> Work request
Report how many lines of these entries hold the string "badge"; reply with the number alone.

(Recorded data)
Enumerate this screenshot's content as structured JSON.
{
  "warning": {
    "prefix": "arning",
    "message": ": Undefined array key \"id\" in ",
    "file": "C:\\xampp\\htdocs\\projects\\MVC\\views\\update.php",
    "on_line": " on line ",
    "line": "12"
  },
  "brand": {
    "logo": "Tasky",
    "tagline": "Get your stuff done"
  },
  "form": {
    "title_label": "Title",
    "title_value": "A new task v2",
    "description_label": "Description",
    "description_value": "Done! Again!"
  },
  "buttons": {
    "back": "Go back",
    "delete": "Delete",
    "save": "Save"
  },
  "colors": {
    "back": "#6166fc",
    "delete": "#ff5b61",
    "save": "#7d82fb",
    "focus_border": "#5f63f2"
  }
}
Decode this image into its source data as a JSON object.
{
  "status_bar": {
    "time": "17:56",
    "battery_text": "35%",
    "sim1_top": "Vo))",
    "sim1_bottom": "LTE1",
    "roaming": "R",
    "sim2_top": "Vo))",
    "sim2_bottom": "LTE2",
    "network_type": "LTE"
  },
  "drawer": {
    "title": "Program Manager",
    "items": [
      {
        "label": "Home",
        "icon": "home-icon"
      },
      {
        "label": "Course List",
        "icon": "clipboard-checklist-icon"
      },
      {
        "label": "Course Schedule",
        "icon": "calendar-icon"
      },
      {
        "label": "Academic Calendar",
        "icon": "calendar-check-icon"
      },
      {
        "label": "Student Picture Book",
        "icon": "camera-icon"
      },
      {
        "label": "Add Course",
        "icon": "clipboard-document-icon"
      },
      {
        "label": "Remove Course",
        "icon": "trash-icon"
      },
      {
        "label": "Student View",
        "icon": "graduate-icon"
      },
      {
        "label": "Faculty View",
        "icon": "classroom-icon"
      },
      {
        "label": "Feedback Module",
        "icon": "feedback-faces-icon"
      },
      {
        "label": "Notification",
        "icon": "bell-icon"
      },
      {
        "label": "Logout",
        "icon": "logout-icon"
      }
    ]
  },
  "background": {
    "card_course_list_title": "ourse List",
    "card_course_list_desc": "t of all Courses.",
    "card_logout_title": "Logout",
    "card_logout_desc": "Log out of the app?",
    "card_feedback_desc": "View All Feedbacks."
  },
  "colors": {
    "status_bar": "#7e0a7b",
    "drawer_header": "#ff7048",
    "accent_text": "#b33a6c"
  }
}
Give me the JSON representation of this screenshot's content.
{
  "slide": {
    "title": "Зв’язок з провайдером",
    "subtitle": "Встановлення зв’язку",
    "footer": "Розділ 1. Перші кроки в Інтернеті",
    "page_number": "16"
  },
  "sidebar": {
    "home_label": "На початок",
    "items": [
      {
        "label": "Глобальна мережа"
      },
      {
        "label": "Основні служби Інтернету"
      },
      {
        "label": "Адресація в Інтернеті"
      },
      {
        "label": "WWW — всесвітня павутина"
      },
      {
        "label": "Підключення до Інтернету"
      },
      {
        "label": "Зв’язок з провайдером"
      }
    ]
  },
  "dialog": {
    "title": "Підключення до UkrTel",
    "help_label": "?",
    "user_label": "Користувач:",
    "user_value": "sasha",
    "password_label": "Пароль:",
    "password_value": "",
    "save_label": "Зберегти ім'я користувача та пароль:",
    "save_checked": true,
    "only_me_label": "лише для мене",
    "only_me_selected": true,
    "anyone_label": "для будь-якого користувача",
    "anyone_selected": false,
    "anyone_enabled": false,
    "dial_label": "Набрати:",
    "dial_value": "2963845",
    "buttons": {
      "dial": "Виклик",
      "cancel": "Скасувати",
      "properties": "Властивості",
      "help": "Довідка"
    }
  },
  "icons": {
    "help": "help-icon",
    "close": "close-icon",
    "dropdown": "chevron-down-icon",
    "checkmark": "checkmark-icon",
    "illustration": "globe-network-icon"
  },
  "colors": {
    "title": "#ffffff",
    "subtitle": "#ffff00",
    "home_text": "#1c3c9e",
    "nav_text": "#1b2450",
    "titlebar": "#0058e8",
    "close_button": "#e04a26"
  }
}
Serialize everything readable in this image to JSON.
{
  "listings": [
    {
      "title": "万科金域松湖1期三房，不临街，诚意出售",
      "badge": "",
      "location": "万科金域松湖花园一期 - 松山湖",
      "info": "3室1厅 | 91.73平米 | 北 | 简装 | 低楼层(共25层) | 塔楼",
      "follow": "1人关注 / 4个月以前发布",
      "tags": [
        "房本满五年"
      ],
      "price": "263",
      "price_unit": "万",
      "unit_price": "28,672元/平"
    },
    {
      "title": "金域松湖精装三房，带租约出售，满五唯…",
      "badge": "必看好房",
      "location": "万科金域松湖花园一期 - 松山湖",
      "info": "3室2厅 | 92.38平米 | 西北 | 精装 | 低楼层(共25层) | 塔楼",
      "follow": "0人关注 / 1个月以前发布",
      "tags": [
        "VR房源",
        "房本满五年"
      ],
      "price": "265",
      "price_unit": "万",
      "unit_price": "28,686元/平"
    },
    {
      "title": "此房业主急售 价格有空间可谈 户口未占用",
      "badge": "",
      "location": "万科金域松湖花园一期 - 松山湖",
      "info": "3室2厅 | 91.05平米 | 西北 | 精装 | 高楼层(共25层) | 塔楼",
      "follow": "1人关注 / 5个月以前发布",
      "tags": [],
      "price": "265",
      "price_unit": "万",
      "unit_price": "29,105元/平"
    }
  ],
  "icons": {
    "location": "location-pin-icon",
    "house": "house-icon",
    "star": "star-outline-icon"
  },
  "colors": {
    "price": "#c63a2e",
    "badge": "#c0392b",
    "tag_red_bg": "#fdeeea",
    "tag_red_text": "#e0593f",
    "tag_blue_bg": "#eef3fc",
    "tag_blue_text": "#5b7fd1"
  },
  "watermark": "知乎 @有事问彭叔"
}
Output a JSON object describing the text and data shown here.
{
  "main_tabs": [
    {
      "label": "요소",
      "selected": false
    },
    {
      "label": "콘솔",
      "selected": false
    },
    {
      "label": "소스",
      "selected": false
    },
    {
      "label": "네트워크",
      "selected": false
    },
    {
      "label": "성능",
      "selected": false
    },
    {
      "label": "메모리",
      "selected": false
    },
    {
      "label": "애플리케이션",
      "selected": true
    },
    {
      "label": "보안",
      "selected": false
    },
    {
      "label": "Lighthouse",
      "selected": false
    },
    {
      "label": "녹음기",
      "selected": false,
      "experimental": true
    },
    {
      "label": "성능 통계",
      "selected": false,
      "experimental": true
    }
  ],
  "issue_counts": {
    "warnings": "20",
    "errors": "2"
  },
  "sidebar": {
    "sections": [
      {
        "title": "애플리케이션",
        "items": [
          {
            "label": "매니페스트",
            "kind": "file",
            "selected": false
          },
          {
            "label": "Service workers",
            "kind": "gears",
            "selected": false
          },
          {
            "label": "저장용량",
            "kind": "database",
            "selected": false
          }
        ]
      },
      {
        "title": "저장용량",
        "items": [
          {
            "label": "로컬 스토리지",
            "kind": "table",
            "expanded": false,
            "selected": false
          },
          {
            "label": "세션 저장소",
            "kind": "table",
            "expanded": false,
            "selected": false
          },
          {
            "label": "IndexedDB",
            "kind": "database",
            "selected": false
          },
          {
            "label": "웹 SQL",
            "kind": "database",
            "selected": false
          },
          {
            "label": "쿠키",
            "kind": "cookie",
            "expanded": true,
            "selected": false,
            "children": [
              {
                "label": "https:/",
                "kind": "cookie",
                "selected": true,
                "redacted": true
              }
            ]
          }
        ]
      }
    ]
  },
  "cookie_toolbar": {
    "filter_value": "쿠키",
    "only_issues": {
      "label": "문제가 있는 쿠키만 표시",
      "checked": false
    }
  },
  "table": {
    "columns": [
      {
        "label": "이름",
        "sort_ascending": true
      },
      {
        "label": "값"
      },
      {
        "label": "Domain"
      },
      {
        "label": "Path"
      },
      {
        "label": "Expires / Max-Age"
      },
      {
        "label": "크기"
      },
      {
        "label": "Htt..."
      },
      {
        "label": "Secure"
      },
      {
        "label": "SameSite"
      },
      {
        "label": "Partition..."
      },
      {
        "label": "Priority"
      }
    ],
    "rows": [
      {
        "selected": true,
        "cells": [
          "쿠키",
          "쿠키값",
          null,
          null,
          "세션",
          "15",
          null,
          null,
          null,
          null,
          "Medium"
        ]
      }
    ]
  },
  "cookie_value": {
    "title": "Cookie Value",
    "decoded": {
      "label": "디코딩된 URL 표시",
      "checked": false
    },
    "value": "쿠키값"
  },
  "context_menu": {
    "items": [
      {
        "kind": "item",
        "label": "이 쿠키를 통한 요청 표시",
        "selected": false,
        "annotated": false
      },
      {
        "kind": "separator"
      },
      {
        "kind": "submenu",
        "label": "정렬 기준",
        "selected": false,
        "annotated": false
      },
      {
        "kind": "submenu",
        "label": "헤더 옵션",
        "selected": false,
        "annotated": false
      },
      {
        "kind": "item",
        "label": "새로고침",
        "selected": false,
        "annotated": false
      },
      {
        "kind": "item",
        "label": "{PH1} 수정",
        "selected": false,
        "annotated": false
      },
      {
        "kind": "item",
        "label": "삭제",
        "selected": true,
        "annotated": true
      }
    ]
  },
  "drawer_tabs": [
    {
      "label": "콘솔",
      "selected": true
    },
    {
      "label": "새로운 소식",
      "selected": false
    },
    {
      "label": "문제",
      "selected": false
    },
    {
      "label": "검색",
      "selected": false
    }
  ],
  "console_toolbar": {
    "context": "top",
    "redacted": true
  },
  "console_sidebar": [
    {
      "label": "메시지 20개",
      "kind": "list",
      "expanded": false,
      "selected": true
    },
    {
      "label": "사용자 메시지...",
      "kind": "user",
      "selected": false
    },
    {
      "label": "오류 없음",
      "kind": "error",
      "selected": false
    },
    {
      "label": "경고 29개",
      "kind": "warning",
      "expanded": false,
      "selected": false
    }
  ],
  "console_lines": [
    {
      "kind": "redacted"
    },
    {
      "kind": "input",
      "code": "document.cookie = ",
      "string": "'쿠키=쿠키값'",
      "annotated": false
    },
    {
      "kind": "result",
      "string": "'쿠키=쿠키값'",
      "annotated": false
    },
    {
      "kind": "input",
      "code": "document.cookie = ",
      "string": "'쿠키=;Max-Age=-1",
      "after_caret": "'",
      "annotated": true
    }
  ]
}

> Reply
4